Most Microsoft Office users tap only a fraction of the productivity software's capabilities. The most basic, commonly accessed functions -- such as those used for text formatting, inserting elements, and file formatting -- can quickly become lost among a myriad of other functions. Consider how many times a day a business user reaches for such commonly used functions, and it's easy to understand how confusion and frustration arise, not to mention production inefficiencies.
I believe that's why Apple's worked to create such simple, yet capable, software. Take Apple's Pages for example. The basic Pages interface features just a dozen icons. That's it. Microsoft Word? Almost 50, by my count. Apple's Numbers and Keynote boast the same advantages vs. Microsoft's Excel and PowerPoint.
Normally, I'd be inclined to believe the iWork suite's lack of complexity would make it difficult to format attractive documents, build compelling spreadsheets, and create arresting presentations.
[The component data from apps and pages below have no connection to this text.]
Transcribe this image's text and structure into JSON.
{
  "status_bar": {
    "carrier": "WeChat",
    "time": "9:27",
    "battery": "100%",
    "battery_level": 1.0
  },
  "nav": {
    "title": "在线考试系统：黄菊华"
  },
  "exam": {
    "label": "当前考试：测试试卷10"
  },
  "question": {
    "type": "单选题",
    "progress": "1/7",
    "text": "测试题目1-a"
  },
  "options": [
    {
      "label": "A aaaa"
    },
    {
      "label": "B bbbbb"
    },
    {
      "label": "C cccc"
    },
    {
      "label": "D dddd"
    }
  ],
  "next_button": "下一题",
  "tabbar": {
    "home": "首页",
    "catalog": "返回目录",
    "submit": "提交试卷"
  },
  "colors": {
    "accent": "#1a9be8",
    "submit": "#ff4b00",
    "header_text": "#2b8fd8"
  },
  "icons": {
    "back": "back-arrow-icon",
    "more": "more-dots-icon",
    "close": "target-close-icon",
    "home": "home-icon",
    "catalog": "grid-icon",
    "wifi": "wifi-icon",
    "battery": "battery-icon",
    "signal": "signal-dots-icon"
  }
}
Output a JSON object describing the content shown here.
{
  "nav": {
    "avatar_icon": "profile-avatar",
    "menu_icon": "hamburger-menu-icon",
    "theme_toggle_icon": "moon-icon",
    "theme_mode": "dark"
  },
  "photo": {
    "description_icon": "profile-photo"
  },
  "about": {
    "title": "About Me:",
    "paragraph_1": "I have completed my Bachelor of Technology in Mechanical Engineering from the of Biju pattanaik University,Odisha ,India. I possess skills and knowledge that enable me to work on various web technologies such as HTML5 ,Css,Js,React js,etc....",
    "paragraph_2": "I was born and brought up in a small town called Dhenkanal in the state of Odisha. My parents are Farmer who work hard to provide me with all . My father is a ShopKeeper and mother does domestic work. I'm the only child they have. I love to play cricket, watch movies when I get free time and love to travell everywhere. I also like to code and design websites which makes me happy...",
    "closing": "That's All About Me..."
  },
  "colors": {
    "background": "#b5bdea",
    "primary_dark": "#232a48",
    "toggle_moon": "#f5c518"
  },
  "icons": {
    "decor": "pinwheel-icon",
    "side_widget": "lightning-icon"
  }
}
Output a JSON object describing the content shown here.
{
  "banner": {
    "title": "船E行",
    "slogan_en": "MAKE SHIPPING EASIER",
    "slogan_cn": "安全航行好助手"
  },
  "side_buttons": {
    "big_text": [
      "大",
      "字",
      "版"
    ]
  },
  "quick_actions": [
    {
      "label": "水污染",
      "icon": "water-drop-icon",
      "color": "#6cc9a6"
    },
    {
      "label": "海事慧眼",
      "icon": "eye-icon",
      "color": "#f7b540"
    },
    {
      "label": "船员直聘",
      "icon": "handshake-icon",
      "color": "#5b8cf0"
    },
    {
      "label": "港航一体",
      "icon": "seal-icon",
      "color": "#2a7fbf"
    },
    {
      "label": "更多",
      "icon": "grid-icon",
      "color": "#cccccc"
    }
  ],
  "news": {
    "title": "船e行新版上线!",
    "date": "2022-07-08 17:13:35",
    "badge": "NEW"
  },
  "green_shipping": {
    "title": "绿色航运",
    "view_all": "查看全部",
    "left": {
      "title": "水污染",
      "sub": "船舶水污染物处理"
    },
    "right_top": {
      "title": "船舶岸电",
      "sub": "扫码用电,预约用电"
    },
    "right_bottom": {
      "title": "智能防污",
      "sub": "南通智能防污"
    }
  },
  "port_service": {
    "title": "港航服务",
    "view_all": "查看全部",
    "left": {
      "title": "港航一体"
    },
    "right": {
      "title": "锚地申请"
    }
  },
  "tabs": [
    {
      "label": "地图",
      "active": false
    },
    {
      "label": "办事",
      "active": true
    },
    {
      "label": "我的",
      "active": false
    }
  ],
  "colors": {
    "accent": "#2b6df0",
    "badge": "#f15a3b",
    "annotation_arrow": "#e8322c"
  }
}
But I've used Pages, Numbers, and Keynote for almost a decade, and I've never encountered trouble.
The iWork tools provide ready access to frequently used features. The simplicity makes it easier to create and format documents, build information-rich spreadsheets, and create, share, and present powerful presentations. Ultimately, that's the business goal for these applications.
Consider the most common actions users are likely to complete using iWork Office-counterparts. Pages, Numbers, and Keynote make it easy to access all the following functions:
- Text formatting
- Bullet and numeric list formatting
- Image placement
- Table and chart insertion
- Header and footer editing
- Cell function editing
- Table and chart manipulation
- Text formatting
- Header and footer formatting
- Grid line and border formatting
- Row and column sizing and adjustment
- Slide creation
- Slide formatting
- Text formatting
- Image, table, and chart insertion and editing
- Slide animations and transitions
- Audio and video integration
- Presentation playback
Like Office's programs, the iWork productivity apps -- Pages, Numbers and Keynote -- all include attractive templates, integrated cloud-synchronization features, integrated spell-checking, multiple standard export and Save As options, plus tablet and smartphone compatibility. The true differences are in ease of use and price. While Microsoft Office for Mac Home and Business costs $219.99 (USD) per Mac, the purchase price for Pages, Numbers, and Keynote totals just $59.97 (USD).
The Word vs. Pages (and Excel vs. Numbers / PowerPoint vs. Keynote) comparison reminds me of the Pepsi Challenge. Blind testers frequently prefer the sweeter, less-harsh flavor of Pepsi vs. other colas. The iWork office productivity apps (to be fair to Apple, the entire iWork collection also includes iPhoto, iMovie, and GarageBand) are similar. Once you try them, you may well find you prefer the alternative's refined operation.
Which do you prefer -- Microsoft Office or Apple iWork -- and why? Share your opinion in the discussion thread below.
Erik Eckel owns and operates two technology companies. As a managing partner with Louisville Geek, he works daily as an IT consultant to assist small businesses in overcoming technology challenges and maximizing IT investments. He is also president of Eckel Media Corp., a communications company specializing in public relations and technical authoring projects.